For nearly four decades, the Benedetto family has hand tossed, sauced, and sprinkled authentic Italian pies and pastas, creating a menu of traditional family recipes. Munch on crisp thin-crust pizza ($11.95 medium, $1.70 each additional topping) or gobble a doughy disk of Chicago-style deep dish ($13.25 medium, $1.70 each additional topping), both of which don dough that the Benedetto's staff makes fresh daily. Specialty pies ($16.75 medium) include piquant pesto, vegetarian, and meat classic—a mound of sausage, pepperoni, bacon, and salami securely sealed with melted mozzarella and an intricate system of alarms. Dizzy cutlery with a plate of spaghetti bathed in marinara or meat sauce ($6.95) or spurn silverware for a juicy Italian beef sandwich ($5.95) or a slab of barbecued ribs ($17.95).
The mexican taco sounds self-explanatory, but at Pizza for U, the moniker refers to a specialty pizza. Crowned in refried beans, taco meat, and tortilla chips, it evokes Mexico without abandoning the menu’s bedrock dish. Other specialty pies, such as the sauce-less white pizza and a meat lover’s pizza with two types of sausage, round out the selection, along with build-your-own variations in thin crust and deep-dish styles. Meanwhile, burgers, gyros and three types of chicken wings suggest an alternative to pizza, much like the Ninja Turtles’ personal trainer.
Mario Dovalina and Edwin Ptak established the original Pepe's Mexican Restaurant in 1967 in order to satisfy diners craving authentic Mexican dishes.
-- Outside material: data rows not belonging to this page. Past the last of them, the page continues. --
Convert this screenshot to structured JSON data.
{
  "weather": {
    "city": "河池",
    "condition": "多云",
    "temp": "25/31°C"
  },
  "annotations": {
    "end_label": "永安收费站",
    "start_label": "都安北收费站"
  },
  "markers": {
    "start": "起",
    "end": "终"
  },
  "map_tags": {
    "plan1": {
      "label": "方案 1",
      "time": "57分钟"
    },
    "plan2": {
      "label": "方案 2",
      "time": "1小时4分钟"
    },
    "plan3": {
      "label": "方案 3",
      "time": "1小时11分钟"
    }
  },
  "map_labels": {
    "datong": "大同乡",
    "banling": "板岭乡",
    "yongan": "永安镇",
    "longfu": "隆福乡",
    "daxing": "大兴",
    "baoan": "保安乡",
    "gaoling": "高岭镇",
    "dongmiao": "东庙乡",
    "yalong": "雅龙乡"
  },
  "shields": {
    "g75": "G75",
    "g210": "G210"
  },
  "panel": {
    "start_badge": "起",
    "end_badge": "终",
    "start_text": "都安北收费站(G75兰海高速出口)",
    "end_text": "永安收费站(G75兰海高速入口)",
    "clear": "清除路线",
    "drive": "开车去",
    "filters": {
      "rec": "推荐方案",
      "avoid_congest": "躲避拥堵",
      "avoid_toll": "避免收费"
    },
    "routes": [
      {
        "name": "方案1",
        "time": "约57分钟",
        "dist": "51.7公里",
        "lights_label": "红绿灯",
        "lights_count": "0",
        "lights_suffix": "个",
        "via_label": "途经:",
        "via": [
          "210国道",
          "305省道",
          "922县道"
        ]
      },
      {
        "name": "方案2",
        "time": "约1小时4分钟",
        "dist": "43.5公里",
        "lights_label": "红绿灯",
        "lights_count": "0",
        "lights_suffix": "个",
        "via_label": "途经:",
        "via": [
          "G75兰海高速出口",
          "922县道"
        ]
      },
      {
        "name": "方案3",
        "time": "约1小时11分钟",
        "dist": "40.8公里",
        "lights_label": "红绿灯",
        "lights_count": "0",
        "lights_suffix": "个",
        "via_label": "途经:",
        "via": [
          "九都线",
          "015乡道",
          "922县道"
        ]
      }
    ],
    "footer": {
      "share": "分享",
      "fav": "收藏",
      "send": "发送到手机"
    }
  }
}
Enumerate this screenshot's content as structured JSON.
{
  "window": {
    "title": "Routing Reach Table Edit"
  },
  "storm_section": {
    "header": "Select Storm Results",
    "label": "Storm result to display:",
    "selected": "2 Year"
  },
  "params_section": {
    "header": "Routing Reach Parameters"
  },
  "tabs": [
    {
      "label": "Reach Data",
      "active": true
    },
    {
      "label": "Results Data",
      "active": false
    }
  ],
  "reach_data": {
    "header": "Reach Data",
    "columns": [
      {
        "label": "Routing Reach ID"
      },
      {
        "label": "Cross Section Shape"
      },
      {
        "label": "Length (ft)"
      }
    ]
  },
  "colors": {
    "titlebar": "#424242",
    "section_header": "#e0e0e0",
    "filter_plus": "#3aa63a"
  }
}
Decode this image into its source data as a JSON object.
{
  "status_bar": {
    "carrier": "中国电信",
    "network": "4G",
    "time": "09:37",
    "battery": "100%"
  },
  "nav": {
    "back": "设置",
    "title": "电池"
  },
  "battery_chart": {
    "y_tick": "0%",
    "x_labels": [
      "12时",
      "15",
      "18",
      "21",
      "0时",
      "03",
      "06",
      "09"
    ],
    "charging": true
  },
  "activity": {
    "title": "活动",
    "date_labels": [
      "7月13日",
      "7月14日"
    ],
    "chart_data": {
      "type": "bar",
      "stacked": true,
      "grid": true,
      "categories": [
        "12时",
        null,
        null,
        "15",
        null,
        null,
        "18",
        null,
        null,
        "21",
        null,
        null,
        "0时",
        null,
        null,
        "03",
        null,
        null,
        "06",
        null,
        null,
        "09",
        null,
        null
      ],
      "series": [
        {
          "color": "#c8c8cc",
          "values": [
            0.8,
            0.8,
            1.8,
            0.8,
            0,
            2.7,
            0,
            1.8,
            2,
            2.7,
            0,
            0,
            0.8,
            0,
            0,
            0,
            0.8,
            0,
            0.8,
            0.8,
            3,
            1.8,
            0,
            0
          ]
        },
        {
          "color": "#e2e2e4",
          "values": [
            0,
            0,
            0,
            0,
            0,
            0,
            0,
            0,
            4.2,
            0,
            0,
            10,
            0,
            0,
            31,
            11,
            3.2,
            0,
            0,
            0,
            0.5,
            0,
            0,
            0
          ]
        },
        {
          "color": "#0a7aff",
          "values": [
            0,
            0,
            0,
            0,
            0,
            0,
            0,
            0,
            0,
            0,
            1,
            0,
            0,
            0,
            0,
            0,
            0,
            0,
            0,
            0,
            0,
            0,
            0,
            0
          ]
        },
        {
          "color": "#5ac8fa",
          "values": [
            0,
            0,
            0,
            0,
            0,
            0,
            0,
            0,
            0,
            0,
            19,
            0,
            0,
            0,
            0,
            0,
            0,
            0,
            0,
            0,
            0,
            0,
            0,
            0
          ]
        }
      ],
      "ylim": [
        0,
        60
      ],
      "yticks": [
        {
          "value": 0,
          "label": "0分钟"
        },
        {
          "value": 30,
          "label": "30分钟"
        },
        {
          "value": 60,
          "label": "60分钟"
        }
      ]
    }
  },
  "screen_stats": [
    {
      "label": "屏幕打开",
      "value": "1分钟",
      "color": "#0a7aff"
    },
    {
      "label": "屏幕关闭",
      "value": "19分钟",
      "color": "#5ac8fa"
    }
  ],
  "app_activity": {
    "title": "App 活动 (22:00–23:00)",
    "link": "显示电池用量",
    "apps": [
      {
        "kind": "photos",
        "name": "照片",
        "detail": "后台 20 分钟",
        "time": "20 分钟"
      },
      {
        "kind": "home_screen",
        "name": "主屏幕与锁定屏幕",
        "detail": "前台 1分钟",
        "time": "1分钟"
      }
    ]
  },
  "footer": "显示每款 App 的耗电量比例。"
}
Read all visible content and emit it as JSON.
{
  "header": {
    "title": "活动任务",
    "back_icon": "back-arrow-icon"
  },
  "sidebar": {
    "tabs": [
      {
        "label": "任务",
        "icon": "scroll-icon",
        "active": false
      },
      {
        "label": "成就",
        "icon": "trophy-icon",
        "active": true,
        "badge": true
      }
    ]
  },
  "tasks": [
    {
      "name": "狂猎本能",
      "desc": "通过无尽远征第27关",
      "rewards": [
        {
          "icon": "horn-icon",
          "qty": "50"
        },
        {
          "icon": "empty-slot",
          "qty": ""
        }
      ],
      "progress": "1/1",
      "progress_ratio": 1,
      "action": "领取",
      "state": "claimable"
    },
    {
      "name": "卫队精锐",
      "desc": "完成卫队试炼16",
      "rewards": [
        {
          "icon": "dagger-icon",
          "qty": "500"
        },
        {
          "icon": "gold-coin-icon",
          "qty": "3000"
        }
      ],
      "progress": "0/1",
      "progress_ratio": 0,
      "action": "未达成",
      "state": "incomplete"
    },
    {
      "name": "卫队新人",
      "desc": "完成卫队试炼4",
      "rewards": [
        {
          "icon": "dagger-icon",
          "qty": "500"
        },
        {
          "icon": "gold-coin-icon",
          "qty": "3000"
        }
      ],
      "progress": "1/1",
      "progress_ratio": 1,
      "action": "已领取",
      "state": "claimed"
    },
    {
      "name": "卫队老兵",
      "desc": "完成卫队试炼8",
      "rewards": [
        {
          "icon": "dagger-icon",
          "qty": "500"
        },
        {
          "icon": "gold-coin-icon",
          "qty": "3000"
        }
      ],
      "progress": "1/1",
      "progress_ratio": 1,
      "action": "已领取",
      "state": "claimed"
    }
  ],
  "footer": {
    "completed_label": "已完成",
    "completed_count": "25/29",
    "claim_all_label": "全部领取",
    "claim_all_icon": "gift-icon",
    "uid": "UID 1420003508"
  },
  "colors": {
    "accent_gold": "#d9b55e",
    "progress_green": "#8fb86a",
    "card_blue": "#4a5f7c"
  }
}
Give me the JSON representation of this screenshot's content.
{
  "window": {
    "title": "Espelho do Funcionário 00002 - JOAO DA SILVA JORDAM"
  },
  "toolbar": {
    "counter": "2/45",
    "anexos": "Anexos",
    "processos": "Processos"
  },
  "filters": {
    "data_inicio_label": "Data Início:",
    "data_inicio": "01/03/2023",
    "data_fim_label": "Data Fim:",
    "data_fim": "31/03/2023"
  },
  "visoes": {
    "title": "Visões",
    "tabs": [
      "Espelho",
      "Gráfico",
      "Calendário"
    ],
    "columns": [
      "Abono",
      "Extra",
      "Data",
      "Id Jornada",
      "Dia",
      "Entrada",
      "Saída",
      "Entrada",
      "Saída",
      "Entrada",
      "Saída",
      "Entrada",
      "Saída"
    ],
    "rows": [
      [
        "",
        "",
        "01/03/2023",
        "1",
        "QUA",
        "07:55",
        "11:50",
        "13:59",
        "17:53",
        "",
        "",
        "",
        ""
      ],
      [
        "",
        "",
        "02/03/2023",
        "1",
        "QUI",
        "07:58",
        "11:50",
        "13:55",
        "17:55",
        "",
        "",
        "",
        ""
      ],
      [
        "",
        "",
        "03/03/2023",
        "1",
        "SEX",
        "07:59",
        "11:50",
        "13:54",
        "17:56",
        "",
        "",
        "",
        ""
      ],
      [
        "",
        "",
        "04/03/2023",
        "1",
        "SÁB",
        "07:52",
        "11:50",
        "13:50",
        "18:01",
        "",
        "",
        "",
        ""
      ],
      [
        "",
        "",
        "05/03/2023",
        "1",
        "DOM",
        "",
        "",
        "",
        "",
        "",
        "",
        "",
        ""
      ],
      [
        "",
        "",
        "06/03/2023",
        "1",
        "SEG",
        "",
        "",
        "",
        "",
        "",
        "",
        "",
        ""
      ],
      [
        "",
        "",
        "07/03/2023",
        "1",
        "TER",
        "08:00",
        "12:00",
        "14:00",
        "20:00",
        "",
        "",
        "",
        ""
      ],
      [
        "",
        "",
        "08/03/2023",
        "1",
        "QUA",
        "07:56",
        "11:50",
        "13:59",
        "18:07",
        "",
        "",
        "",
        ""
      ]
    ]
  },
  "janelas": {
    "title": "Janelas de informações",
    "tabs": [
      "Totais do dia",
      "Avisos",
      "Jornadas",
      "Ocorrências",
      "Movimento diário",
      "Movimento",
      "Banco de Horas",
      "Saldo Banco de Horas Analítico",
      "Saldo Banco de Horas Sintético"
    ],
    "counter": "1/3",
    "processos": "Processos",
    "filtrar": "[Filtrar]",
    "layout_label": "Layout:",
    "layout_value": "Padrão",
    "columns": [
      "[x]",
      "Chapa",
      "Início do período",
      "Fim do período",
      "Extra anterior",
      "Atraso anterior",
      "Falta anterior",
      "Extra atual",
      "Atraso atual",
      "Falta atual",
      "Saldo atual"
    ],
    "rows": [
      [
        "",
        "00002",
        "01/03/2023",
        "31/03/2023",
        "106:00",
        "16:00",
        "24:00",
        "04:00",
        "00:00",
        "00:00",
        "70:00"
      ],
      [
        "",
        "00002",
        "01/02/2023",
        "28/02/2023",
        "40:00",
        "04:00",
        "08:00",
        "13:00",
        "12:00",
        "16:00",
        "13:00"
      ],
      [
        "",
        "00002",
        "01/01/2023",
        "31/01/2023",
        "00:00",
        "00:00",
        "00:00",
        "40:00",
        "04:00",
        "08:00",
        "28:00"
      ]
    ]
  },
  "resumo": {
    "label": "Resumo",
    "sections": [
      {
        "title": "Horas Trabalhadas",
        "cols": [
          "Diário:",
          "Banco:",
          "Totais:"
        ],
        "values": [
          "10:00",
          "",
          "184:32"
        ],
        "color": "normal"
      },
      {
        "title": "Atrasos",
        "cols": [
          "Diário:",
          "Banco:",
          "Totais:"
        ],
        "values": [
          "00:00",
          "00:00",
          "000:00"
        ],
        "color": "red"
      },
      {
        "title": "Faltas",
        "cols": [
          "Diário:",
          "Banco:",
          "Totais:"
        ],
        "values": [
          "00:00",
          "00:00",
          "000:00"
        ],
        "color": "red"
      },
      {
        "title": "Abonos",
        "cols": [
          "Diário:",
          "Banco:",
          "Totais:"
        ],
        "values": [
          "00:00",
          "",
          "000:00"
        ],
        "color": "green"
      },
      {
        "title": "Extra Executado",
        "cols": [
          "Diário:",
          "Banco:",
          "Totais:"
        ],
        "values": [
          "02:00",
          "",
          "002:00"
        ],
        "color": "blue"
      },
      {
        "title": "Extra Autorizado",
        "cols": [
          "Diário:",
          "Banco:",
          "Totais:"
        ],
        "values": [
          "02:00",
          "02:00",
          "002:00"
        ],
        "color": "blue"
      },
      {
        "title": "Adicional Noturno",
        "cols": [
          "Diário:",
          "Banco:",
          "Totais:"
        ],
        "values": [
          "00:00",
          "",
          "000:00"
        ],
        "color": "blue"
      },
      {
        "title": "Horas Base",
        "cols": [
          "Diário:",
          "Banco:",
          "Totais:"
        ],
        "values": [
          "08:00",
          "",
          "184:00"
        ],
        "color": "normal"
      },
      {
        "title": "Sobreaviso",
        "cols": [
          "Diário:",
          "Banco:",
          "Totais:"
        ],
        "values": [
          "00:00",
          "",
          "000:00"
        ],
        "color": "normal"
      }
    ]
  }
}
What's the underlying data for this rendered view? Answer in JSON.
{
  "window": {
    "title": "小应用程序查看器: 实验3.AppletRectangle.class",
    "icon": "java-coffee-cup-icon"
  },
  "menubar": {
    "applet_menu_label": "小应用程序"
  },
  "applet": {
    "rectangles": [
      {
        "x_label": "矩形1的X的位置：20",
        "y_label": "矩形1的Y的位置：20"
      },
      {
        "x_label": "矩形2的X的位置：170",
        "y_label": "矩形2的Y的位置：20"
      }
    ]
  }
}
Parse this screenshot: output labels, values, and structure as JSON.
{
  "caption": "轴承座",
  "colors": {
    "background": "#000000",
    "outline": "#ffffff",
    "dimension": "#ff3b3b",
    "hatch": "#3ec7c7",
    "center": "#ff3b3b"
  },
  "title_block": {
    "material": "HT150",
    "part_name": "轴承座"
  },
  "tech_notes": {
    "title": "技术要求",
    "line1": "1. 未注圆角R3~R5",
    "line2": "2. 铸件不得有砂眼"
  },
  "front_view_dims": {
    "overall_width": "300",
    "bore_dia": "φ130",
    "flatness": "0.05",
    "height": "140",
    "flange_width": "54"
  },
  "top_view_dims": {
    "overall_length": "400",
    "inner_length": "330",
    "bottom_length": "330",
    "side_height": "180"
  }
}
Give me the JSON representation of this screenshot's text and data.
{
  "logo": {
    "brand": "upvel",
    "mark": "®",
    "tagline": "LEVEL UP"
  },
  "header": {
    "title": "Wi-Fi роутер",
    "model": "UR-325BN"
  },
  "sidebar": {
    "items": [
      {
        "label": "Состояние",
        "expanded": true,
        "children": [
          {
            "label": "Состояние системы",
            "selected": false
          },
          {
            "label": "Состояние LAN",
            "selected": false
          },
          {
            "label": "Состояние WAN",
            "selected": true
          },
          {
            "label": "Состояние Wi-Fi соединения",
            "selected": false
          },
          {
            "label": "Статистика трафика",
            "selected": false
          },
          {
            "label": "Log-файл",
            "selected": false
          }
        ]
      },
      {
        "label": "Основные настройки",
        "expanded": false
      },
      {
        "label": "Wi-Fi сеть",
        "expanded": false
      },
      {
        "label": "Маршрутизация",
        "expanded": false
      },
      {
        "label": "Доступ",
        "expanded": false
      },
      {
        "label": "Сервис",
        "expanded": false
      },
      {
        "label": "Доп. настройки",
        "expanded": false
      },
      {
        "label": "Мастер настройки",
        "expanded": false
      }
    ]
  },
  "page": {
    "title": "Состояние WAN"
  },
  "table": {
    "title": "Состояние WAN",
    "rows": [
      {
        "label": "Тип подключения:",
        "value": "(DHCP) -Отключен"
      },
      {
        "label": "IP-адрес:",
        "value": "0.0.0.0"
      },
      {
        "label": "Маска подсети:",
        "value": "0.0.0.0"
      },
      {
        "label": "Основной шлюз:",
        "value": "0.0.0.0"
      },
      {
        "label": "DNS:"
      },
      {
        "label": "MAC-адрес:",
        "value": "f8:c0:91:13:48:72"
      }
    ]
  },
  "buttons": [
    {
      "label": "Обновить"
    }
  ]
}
With more than 40 locations in the Chicagoland area and northwestern Indiana and traditional eats that are sold across the United States and even in Mexico, Pepe's appeases a wide audience with its hearty options. Appetizers such as chips and fresh guacamole made daily or chili con queso ready bellies for veggie burritos bursting with seasonal vegetables. Flat-screen TVs broadcasting sports games or ballerina-wrestling matches dot the spacious walls at many of the chain’s casual eateries, keeping diners in their seats long after their shrimp, pork, or vegetable fajitas are finished.
Grill Marx's menu is composed of dishes made with fresh ingredients, such as meats culled from Tischler's Market in Plainfield, and using filtered reverse-osmosis water. Appetizers include the hand-pattied Louisiana-style crab cakes, which are sweetly kissed with a cajun remoulade mayo ($9), and the BLT baked clams, which play peek-a-boo under a blanket of tomatoes, bacon, and herb cracker crumbs ($9). Noontime noshers can wrap mitts around a bevy of juicy burgers and sandwiches, such as the black eye, a double-layered rib eye topped with mozzarella on an egg bun ($9), or stab forks into Strawberry Fields Forever ($9), a baby spinach salad decorated with fresh strawberries, mandarin oranges, candied pecans, and lemon poppyseed dressing. Evening entrees include lemon chicken parmesan sidekicked with artichoke hearts and fresh spinach ($15), and an 8-ounce hand-cut filet mignon plated with sliced portabella mushrooms ($24). Grill Marx augments its atmosphere with seasonal beers on tap and the invisible rays of WiFi.